Kington said he plans to reiterate the value of receiving a degree from the University and inspire a multifaceted class of future leaders.
“I want students to go out with both the recognition of their accomplishment from which it’s commendable to be graduating from a great school like Michigan, but at the same time also to be prepared to take that knowledge that they’ve gained and use it to make the world better in whatever way: being good citizens, being good parents, good family members, workers, leaders in every way,” Kington said.
In an interview with The Michigan Daily, Coleman said she has heard Kington speak before and is excited he will be addressing the graduates this winter. Coleman called Kington, who is the first black and openly gay president of Grinnell College, a "groundbreaking individual."
“I’m very proud of him,” Coleman said. “He’s a very inspirational speaker… He’s very proud of his Michigan heritage and he’s done a fantastic job.”
Kington noted he was surprised when Coleman called and asked him to be the speaker.
“I had no idea what she was calling about,” Kington said. “It was a big surprise.”
Kington, who visited Ann Arbor sporadically while serving on an advising board for a study within the Institute for Social Research after graduating, said he still visits his former college town every few years.
During his time at the University he said he especially enjoyed the city’s diversity and smaller scale in comparison to his Baltimore upbringing.
“I liked all of the diversity that you had there with incredible entertainment, and great restaurants and lots of interesting things to do and at the same time a scale that wasn’t overwhelming,” Kington said. “I love the city; I had great faculty and teachers and that was wonderful.
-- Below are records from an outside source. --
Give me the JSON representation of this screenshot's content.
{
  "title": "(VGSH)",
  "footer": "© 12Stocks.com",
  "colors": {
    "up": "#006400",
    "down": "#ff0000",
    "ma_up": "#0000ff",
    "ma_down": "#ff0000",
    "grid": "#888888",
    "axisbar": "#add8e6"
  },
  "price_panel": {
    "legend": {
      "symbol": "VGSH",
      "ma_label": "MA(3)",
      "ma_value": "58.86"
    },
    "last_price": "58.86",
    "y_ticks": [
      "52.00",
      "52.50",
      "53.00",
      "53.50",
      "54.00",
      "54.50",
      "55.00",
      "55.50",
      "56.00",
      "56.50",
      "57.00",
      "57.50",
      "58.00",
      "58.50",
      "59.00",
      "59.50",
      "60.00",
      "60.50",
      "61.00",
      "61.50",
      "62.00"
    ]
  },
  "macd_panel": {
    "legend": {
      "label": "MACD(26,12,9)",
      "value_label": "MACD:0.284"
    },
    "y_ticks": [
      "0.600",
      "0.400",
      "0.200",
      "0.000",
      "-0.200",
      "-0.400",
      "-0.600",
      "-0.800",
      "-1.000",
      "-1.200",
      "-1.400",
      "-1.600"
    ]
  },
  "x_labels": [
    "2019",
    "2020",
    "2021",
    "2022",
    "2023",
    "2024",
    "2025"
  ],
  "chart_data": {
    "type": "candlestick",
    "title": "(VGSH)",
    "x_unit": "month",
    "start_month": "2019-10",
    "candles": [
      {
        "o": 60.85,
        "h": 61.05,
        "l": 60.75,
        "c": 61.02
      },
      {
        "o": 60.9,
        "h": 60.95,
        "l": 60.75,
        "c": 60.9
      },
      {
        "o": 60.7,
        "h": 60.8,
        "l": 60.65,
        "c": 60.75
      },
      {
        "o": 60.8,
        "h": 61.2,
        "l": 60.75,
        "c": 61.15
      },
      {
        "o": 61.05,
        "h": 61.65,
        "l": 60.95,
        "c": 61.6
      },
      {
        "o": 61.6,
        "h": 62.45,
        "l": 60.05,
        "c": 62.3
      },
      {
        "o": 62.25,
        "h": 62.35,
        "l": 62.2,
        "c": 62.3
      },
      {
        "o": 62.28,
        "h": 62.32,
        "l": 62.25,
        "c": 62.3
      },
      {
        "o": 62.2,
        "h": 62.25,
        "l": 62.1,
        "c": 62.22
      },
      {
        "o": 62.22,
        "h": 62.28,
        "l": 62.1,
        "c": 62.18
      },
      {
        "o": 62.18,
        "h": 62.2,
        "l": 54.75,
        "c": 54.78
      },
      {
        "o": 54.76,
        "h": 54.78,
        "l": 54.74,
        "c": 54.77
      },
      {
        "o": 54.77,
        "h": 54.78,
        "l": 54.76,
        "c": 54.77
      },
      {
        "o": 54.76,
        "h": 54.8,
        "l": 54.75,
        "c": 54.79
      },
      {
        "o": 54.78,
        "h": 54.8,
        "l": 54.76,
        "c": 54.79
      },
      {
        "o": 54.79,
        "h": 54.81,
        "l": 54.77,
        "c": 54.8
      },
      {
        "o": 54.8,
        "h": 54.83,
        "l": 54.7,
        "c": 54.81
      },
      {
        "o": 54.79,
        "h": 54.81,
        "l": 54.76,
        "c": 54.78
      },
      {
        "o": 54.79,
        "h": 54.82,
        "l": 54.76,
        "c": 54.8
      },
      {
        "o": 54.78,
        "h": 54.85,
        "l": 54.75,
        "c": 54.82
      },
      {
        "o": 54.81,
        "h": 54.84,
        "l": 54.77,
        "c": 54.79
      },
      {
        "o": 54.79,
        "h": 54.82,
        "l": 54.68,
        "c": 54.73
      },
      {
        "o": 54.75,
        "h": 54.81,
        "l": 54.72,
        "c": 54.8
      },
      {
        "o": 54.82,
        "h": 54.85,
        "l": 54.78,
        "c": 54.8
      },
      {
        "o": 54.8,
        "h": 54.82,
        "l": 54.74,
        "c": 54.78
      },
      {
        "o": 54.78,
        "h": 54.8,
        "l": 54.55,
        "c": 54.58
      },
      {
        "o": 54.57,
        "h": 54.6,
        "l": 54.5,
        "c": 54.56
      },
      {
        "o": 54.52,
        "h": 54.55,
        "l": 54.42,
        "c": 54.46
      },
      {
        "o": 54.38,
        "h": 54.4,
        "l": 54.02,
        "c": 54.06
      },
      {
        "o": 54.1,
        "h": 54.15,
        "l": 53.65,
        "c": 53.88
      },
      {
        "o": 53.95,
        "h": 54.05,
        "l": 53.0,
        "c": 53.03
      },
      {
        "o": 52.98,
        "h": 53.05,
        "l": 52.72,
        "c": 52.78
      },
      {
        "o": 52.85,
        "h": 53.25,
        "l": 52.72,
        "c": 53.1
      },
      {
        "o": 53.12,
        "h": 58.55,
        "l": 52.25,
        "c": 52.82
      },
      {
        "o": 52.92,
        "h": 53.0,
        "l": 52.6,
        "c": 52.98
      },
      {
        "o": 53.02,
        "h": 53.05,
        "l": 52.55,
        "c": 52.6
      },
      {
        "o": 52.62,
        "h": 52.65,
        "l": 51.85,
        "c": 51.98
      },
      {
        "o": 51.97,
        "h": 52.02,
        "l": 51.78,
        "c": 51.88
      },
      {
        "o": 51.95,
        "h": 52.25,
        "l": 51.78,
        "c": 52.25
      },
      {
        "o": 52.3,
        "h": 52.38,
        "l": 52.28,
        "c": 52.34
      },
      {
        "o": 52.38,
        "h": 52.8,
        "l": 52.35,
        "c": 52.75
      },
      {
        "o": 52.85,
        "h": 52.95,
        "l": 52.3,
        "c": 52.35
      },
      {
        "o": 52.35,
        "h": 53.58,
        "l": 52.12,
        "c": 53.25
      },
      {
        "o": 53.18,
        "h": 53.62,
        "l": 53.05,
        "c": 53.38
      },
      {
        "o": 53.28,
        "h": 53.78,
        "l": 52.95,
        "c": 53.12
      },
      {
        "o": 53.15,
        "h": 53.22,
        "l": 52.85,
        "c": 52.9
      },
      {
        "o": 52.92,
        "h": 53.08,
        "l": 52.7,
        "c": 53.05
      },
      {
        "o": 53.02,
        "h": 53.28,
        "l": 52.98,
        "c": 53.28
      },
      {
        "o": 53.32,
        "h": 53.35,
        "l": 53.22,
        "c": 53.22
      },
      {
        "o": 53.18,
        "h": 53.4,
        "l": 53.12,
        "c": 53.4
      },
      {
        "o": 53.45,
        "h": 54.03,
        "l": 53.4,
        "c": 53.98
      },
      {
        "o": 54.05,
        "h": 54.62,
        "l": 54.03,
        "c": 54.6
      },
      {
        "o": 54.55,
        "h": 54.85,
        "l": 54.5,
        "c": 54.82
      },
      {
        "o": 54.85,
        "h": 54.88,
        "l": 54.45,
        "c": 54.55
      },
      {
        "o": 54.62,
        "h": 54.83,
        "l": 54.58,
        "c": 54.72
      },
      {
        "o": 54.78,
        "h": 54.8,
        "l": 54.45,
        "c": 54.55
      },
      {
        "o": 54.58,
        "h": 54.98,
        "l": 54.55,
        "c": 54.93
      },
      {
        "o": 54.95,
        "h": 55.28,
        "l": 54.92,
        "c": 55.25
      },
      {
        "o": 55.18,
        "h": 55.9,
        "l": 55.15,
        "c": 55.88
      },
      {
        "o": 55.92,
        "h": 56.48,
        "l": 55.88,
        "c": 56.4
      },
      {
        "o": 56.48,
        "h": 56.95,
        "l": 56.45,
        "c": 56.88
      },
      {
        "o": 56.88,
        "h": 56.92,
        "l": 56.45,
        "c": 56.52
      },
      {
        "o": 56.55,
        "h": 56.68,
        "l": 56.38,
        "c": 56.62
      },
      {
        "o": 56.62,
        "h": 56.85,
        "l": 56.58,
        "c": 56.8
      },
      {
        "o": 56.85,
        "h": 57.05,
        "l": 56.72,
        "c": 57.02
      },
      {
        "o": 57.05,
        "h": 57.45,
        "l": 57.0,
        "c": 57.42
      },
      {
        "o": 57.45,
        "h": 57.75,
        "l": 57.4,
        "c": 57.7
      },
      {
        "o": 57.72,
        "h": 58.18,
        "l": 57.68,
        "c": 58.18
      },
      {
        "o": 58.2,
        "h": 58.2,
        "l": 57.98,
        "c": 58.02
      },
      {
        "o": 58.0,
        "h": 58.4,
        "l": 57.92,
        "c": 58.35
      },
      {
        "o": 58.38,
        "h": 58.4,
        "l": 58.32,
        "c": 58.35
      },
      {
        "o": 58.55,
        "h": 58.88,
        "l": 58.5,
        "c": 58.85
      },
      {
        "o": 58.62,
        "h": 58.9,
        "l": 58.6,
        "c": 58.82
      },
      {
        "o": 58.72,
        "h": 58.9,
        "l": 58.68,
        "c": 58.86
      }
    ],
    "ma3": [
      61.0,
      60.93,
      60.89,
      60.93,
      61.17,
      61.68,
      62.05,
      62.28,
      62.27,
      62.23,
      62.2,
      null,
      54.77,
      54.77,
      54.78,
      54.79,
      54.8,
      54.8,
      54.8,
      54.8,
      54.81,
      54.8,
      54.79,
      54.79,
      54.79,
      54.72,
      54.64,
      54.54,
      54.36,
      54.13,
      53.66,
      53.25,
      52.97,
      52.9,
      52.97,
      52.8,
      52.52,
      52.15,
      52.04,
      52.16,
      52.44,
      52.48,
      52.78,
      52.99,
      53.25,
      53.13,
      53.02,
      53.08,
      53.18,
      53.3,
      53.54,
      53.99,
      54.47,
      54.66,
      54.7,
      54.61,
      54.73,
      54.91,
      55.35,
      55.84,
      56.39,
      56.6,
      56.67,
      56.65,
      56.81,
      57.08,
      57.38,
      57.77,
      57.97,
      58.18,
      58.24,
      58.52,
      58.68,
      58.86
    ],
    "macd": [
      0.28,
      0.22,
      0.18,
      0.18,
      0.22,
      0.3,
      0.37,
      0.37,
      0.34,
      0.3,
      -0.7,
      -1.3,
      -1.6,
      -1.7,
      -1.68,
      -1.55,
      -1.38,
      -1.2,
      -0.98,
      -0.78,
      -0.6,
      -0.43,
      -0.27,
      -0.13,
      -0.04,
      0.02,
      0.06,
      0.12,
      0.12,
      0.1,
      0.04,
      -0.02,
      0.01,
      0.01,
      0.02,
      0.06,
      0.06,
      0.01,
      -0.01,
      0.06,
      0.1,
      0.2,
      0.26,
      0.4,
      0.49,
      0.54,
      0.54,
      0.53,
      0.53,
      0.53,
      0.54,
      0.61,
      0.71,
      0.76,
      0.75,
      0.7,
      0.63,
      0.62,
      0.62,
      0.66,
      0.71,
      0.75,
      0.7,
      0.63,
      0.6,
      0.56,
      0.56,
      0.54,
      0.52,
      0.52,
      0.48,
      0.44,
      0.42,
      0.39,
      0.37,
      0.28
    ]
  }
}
I was exposed to a lot of the world on that one campus.”
To be selected as a commencement speaker and honorary degree recipient, the University’s Honorary Degree Committee chooses nominees from a list, which is compiled throughout the year. Selections for speakers and honorary degree recipients are made from the committee’s list in the spring and winter.
Kington and the other honorary degree recipients must be approved by the University’s Board of Regents at their monthly meeting, which will be held on Friday at the University of Michigan - Flint campus.
At the meeting, honorary degrees are also being recommended to five others including Michael Boyd, Molly Dobson, Cornelia Kennedy, Joshcka Fischer and Dee Dee Bridgewater. Coleman said they are “all very distinguished people.” The regents will have to approve these recipients along with Kington on Friday.
Boyd is the former director of the Royal Shakespeare Company and helped to foster partnerships with the University to develop their shows during his time with the British-based company. Boyd is being recommended for a Doctor of Humane Letters.
“During all of the time when Michigan has had this special relationship with the RSC, Michael has been involved,” Coleman said.